According to the FAO there are three types of influenza virus: A, B and C. Influenza A is the most dangerous for humans, influenza C is the least dangerous. The FAO states that "the H stands for one of the 16 different hemagglutinin proteins contained in a virus that allows it to penetrate a foreign body. The "N" stands for another protein in the genetic make-up of a flu virus called neuraminidase, of which there currently exist nine variations".
Viruses can also be described as low pathogenic (LP) i.e. mild or highly pathogenic (HP) - severe. All of these key words will be part of the news in the coming days as we wait to see the ultimate impact around the world.
I have been writing on this blog about avian flu H5N1 since it began, mapping its impact around the world. My interest first began five years ago when I was researching for a paper that I was writing on zoonotic diseases.
What is a zoonotic disease? Well these are diseases that animals carry that can be transmitted to humans. Infection usually happens either as a result of eating products of animal origin or direct contact with an infected animal. The UK Health Protection Agency has produced a list of these diseases which include avian (bird) influenza and porcine (pig or swine) influenza.
In Mexico there is concern over a human influenza outbreak that may have killed as many as eighty people. It is believed that the virus may have been formed by a combination of human, avian and pig viruses. The virus has been identified as H1N1. Follow the link to the report by BBC News.
The Indepeendent reports that agriculture ministers from the world's richest countries are holding an unprecedented meeting as the United Nations warns that hunger threatens to "spiral out of control".
The report states that The UN's World Food Programme warned: "As the global financial crisis deepens, hunger and malnutrition are likely to increase as incomes fall and unemployment rises. The world is at a critical juncture where we risk watching hunger spiral out of control. We cannot afford to lose the next generation......The UN adds that it would cost $6bn (£4bn) to stave off the resulting hunger, which would be "relatively inexpensive compared to the trillion-dollar rescue packages designed to save financial institutions." The article outlines the current food crisis in so many regions of the world. Do check it out.

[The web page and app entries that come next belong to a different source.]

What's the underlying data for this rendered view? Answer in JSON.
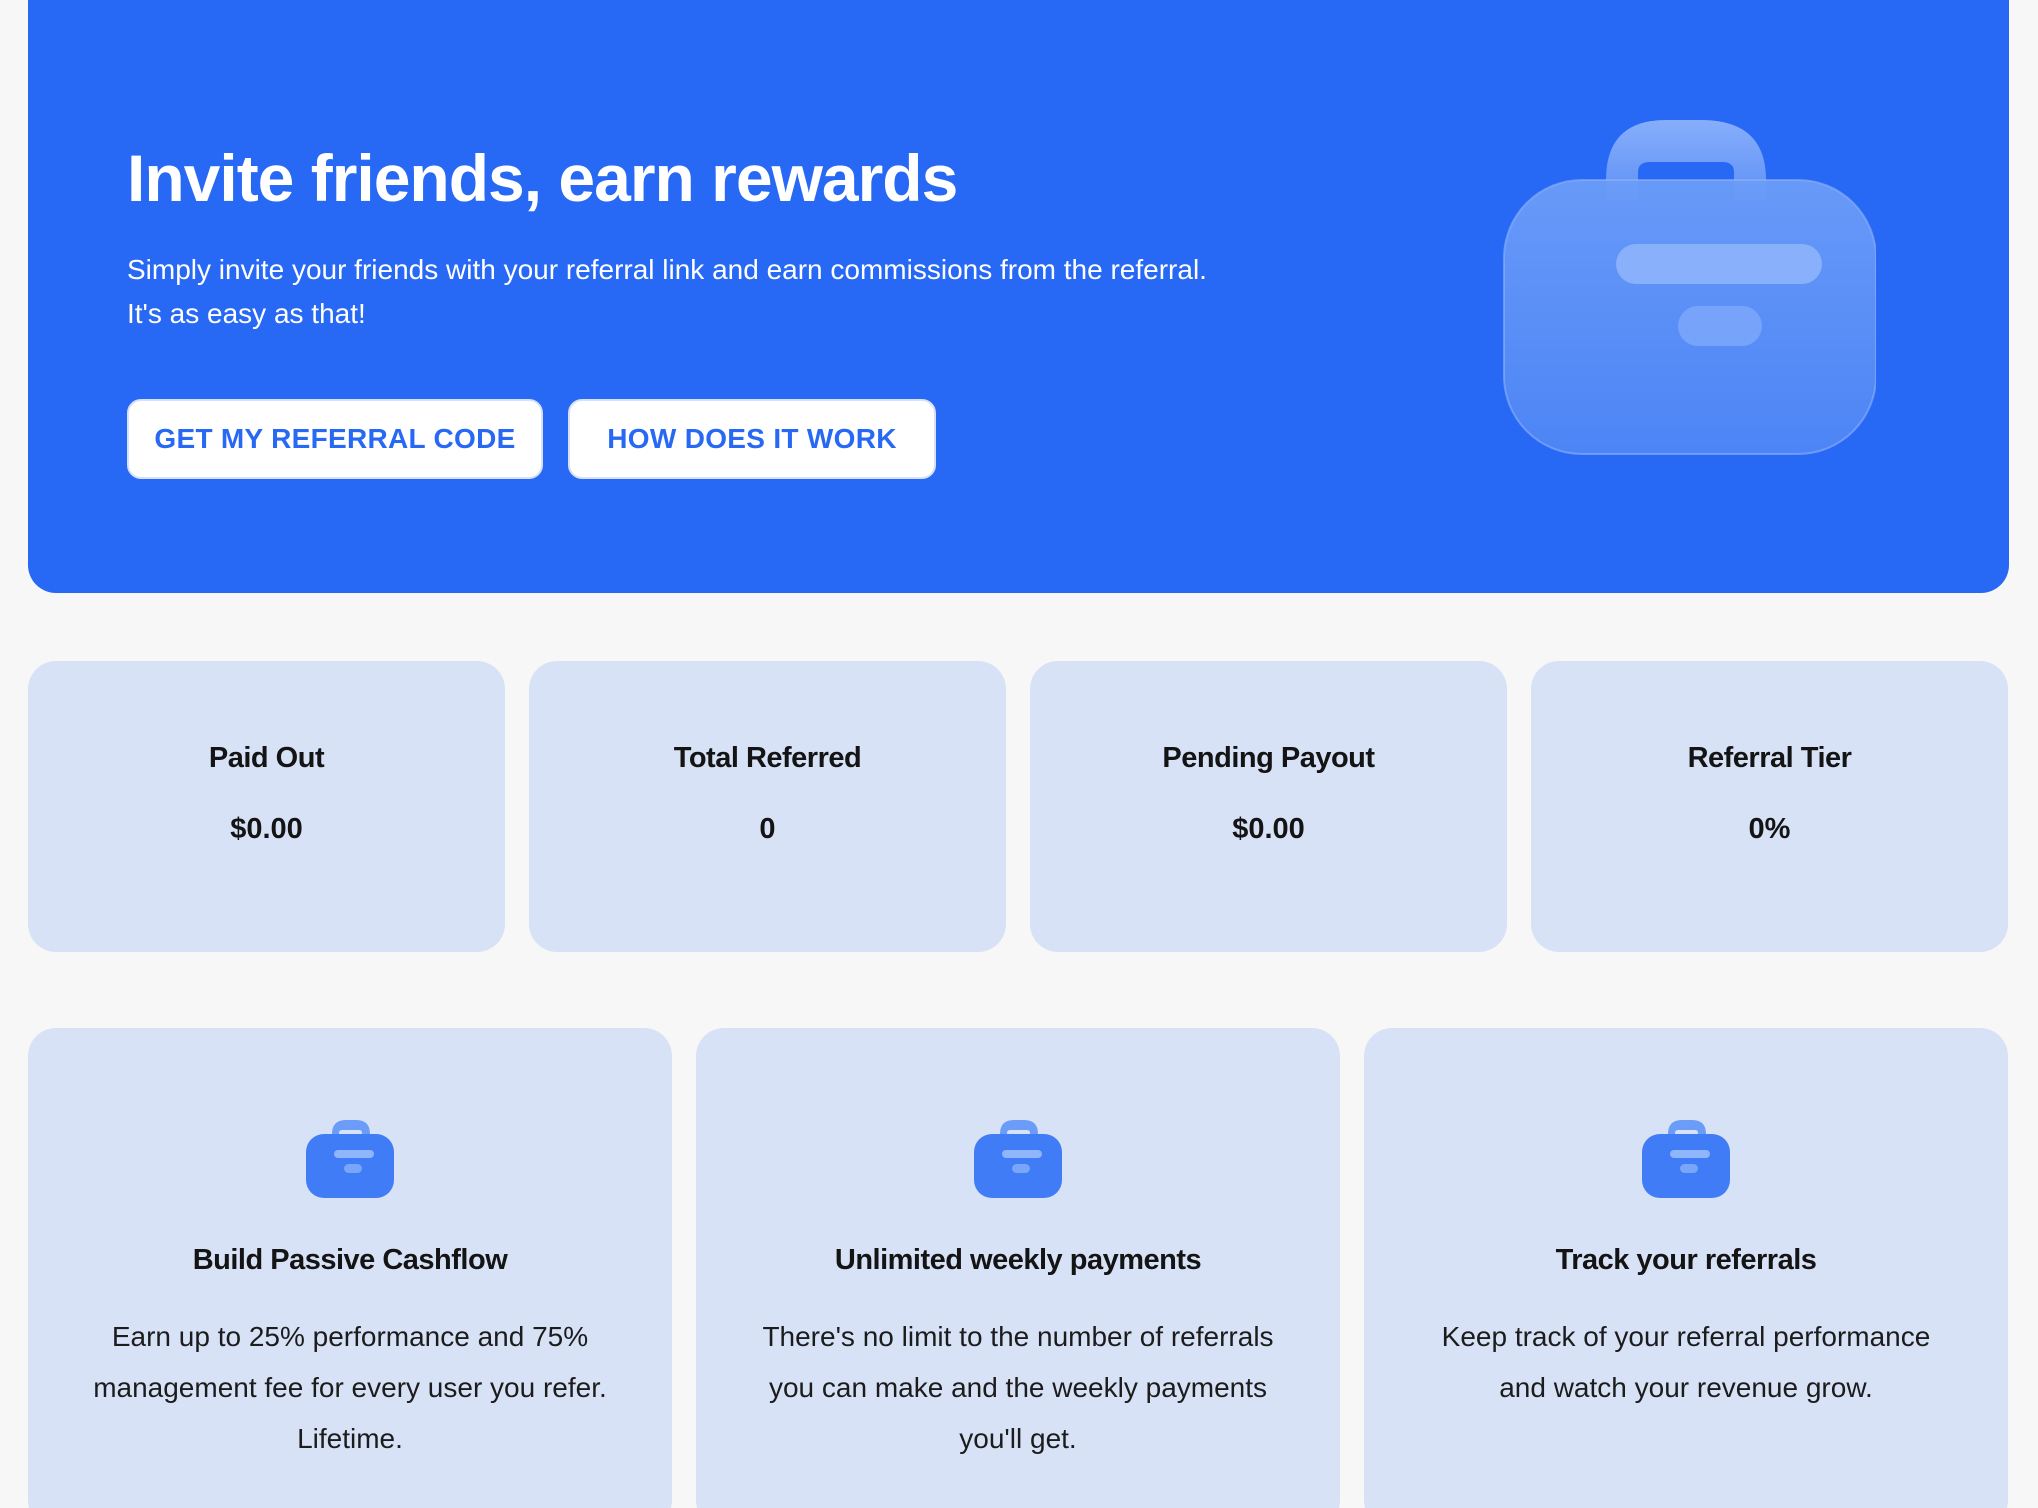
{
  "hero": {
    "title": "Invite friends, earn rewards",
    "subtitle_line1": "Simply invite your friends with your referral link and earn commissions from the referral.",
    "subtitle_line2": "It's as easy as that!",
    "primary_button": "GET MY REFERRAL CODE",
    "secondary_button": "HOW DOES IT WORK",
    "illustration_icon": "briefcase-icon",
    "background_color": "#2769f5"
  },
  "stats": [
    {
      "label": "Paid Out",
      "value": "$0.00"
    },
    {
      "label": "Total Referred",
      "value": "0"
    },
    {
      "label": "Pending Payout",
      "value": "$0.00"
    },
    {
      "label": "Referral Tier",
      "value": "0%"
    }
  ],
  "features": [
    {
      "icon": "briefcase-icon",
      "title": "Build Passive Cashflow",
      "desc_line1": "Earn up to 25% performance and 75%",
      "desc_line2": "management fee for every user you refer.",
      "desc_line3": "Lifetime."
    },
    {
      "icon": "briefcase-icon",
      "title": "Unlimited weekly payments",
      "desc_line1": "There's no limit to the number of referrals",
      "desc_line2": "you can make and the weekly payments",
      "desc_line3": "you'll get."
    },
    {
      "icon": "briefcase-icon",
      "title": "Track your referrals",
      "desc_line1": "Keep track of your referral performance",
      "desc_line2": "and watch your revenue grow.",
      "desc_line3": ""
    }
  ],
  "colors": {
    "accent": "#2769f5",
    "card_bg": "#d8e2f7",
    "page_bg": "#f7f7f7"
  }
}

Food Politics reports that in 2008 the USDA has spent nearly $61 billion of taxpayers’ money on food and nutrition assistance programs for low-income individuals and families. This is 11% more than in 2007. Overall, 2008 was the eighth year in a row that there was an increase in spending on food assistance. Check out the article.
The Independent reports that at least 1,500 farmers in the Indian state of Chattisgarh committed suicide after being driven to debt by crop failure. The area, as has many other regions of the world, has been hit by falling ground water levels. They used to be at 40 feet and are now below 250 feet. This means that the water can no longer be reached by simple wells and expensive borehole equipment is needed. Many farmers under such difficult conditions have found themselves in debt. A truly sobering report. Follow the link to find out more.